India may still be in the market for lentils if the price is right

A senior Indian government official thinks there will be strong lentil import demand from that market in 2020-21.

“I think that maybe the lentil import will rise because the domestic situation will be a little tighter compared to last year,” said Sunil Kumar Singh, additional managing director of the National Agricultural Cooperative Marketing Federation of India (NAFED).

NAFED is a government agency that procures pulses and oilseeds from Indian farmers and stockpiles them or distributes them to consumers.

Singh was one of the featured speakers on a recent Global Pulse Confederation webinar about India’s pulse supply chain.

Moderator G. Chandrashekar, senior editor for the Hindu Business Line, agreed that there could be robust lentil import demand as long as the landed price, including the 33 percent import duty, is about US$660 to $670 per tonne.

“Whether the world market is in a position to supply at that price, I’m not very sure,” he said.

India is Canada’s largest lentil customer by far.
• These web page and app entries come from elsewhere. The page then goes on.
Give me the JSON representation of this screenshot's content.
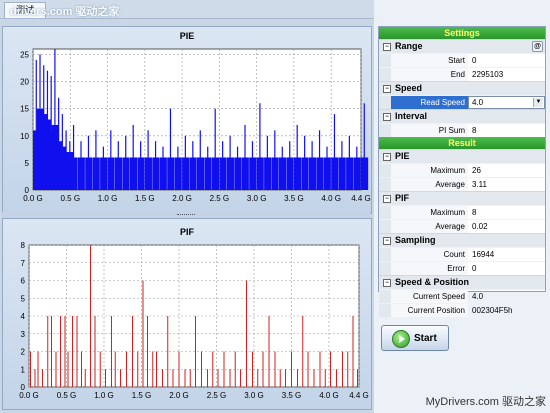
{
  "window": {
    "tab_label": "测试"
  },
  "watermark": {
    "top": "drivers.com 驱动之家",
    "bottom": "MyDrivers.com 驱动之家"
  },
  "chart_data": [
    {
      "type": "bar",
      "title": "PIE",
      "x_ticks": [
        "0.0 G",
        "0.5 G",
        "1.0 G",
        "1.5 G",
        "2.0 G",
        "2.5 G",
        "3.0 G",
        "3.5 G",
        "4.0 G",
        "4.4 G"
      ],
      "y_ticks": [
        "0",
        "5",
        "10",
        "15",
        "20",
        "25"
      ],
      "xlim": [
        0,
        4.4
      ],
      "ylim": [
        0,
        26
      ],
      "color": "#1010ee",
      "x": [
        0.0,
        0.05,
        0.1,
        0.15,
        0.2,
        0.25,
        0.3,
        0.35,
        0.4,
        0.45,
        0.5,
        0.6,
        0.7,
        0.8,
        0.9,
        1.0,
        1.1,
        1.2,
        1.3,
        1.4,
        1.5,
        1.6,
        1.7,
        1.8,
        1.9,
        2.0,
        2.1,
        2.2,
        2.3,
        2.4,
        2.5,
        2.6,
        2.7,
        2.8,
        2.9,
        3.0,
        3.1,
        3.2,
        3.3,
        3.4,
        3.5,
        3.6,
        3.7,
        3.8,
        3.9,
        4.0,
        4.1,
        4.2,
        4.3,
        4.4
      ],
      "values": [
        24,
        25,
        23,
        22,
        21,
        26,
        17,
        14,
        11,
        9,
        12,
        9,
        10,
        11,
        8,
        11,
        9,
        10,
        12,
        9,
        11,
        9,
        8,
        15,
        8,
        10,
        9,
        11,
        8,
        15,
        9,
        10,
        8,
        12,
        9,
        16,
        10,
        11,
        8,
        9,
        12,
        10,
        9,
        11,
        8,
        14,
        9,
        10,
        8,
        16
      ],
      "base": [
        11,
        15,
        14,
        13,
        11,
        12,
        9,
        8,
        7,
        7,
        6,
        6,
        6,
        6,
        6,
        6,
        6,
        6,
        6,
        6,
        6,
        6,
        6,
        6,
        6,
        6,
        6,
        6,
        6,
        6,
        6,
        6,
        6,
        6,
        6,
        6,
        6,
        6,
        6,
        6,
        6,
        6,
        6,
        6,
        6,
        6,
        6,
        6,
        6,
        6
      ]
    },
    {
      "type": "bar",
      "title": "PIF",
      "x_ticks": [
        "0.0 G",
        "0.5 G",
        "1.0 G",
        "1.5 G",
        "2.0 G",
        "2.5 G",
        "3.0 G",
        "3.5 G",
        "4.0 G",
        "4.4 G"
      ],
      "y_ticks": [
        "0",
        "1",
        "2",
        "3",
        "4",
        "5",
        "6",
        "7",
        "8"
      ],
      "xlim": [
        0,
        4.4
      ],
      "ylim": [
        0,
        8
      ],
      "color": "#cc2222",
      "x": [
        0.02,
        0.08,
        0.12,
        0.18,
        0.25,
        0.3,
        0.36,
        0.42,
        0.48,
        0.52,
        0.58,
        0.64,
        0.7,
        0.75,
        0.82,
        0.88,
        0.95,
        1.02,
        1.1,
        1.15,
        1.22,
        1.3,
        1.38,
        1.45,
        1.52,
        1.58,
        1.65,
        1.7,
        1.78,
        1.85,
        1.92,
        2.0,
        2.08,
        2.15,
        2.22,
        2.3,
        2.38,
        2.45,
        2.52,
        2.6,
        2.68,
        2.75,
        2.82,
        2.9,
        2.98,
        3.05,
        3.12,
        3.2,
        3.28,
        3.35,
        3.42,
        3.5,
        3.58,
        3.65,
        3.72,
        3.8,
        3.88,
        3.95,
        4.02,
        4.1,
        4.18,
        4.25,
        4.32,
        4.38
      ],
      "values": [
        2,
        1,
        2,
        1,
        4,
        4,
        2,
        4,
        4,
        2,
        4,
        4,
        2,
        1,
        8,
        4,
        2,
        1,
        4,
        2,
        1,
        2,
        4,
        2,
        6,
        4,
        2,
        2,
        1,
        4,
        1,
        2,
        1,
        1,
        4,
        2,
        1,
        2,
        1,
        2,
        1,
        2,
        1,
        6,
        2,
        1,
        2,
        4,
        2,
        1,
        1,
        2,
        1,
        4,
        2,
        1,
        2,
        1,
        2,
        1,
        2,
        2,
        4,
        1
      ]
    }
  ],
  "settings": {
    "header": "Settings",
    "range": {
      "label": "Range",
      "start_label": "Start",
      "start_value": "0",
      "end_label": "End",
      "end_value": "2295103"
    },
    "speed": {
      "label": "Speed",
      "read_label": "Read Speed",
      "read_value": "4.0"
    },
    "interval": {
      "label": "Interval",
      "pi_sum_label": "PI Sum",
      "pi_sum_value": "8"
    }
  },
  "result": {
    "header": "Result",
    "pie": {
      "label": "PIE",
      "max_label": "Maximum",
      "max_value": "26",
      "avg_label": "Average",
      "avg_value": "3.11"
    },
    "pif": {
      "label": "PIF",
      "max_label": "Maximum",
      "max_value": "8",
      "avg_label": "Average",
      "avg_value": "0.02"
    },
    "sampling": {
      "label": "Sampling",
      "count_label": "Count",
      "count_value": "16944",
      "error_label": "Error",
      "error_value": "0"
    },
    "speed_position": {
      "label": "Speed & Position",
      "speed_label": "Current Speed",
      "speed_value": "4.0",
      "pos_label": "Current Position",
      "pos_value": "002304F5h"
    }
  },
  "start_button": {
    "label": "Start"
  }
}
The country purchased 623,645 tonnes of the crop in 2019, triple the volume of the next biggest customer.

It has bought 179,408 tonnes of the crop in the first three months of 2020, which again ranks first ahead of Turkey’s 155,220 tonnes.

India is poised to harvest a large crop of rabi season pulses but it won’t be the bumper crop officials had been expecting.

COVID-19 has caused harvesting delays, subjecting some crops in northern India to rain and hail damage.

Chandrashekar is forecasting 10.2 million tonnes of chickpeas, which is well below the government’s February estimate of 11.2 million tonnes.

And there will be delays getting the rabi harvest to market because COVID-19 could not have arrived at a worse time for India’s agriculture sector.

“The nation is locked down, markets are closed, transportation is not available and labour is into what I call reverse migration,” he said.

The country has been locked down since March 24 and those restrictions will stay in place until at least May 17.

The government has relaxed some restrictions on agriculture but supply chain problems linger.

The biggest issue is that many labourers have returned to their villages and truckers are reluctant to work, fearing for their safety. Ports are at a standstill and mills are running at about half capacity.

Fortunately, the government had a huge stockpile of pulses. NAFED had 3.6 million tonnes on hand before the start of COVID-19. That has since dwindled to 2.66 million tonnes.

The stockpile will be further depleted by a government program supplying 197 million needy families with one kilogram of pulses per month during the pandemic.

Singh estimates that program will chew through one million tonnes of the government’s supplies. Another 300,000 tonnes will be sold on the open market.

But he anticipates an active summer procurement program with the government buying an estimated 2.5 million tonnes of chickpeas because prices are cheap.

Singh anticipates a rebuilding of the stockpile to 3.8 million tonnes by the end of the procurement season.

The government won’t be the only big pulse buyer in 2020-21. Srivalli Krishnan, senior program officer with the Indian chapter of the Bill & Melinda Gates Foundation, is anticipating huge consumer demand for the product.

“Never in the history would you actually have an opportunity so much favourable for the pulse industry,” she said.

India has always had a large population of vegetarians and the COVID-19 scare is causing more people to embrace that way of life.

In addition, families are stockpiling pulses because they can’t source fruits and vegetables.

“People are actually shifting to a diet, which is more pulse-centric because it can be stored over a longer period of time,” said Krishnan.

“Hence, we should be looking at a good year from the demand side.”

She thinks now is the opportune time for the government to be promoting pulse consumption and funding studies on how they can boost immune systems.

Chandrashekar said he helped prepare a proposal on that subject four years ago but the government didn’t come through with the necessary funding.

“(It was) like what Al Gore did for global warming and climate change,” he said.

About the author

Markets at a glance

explore

Stories from our other publications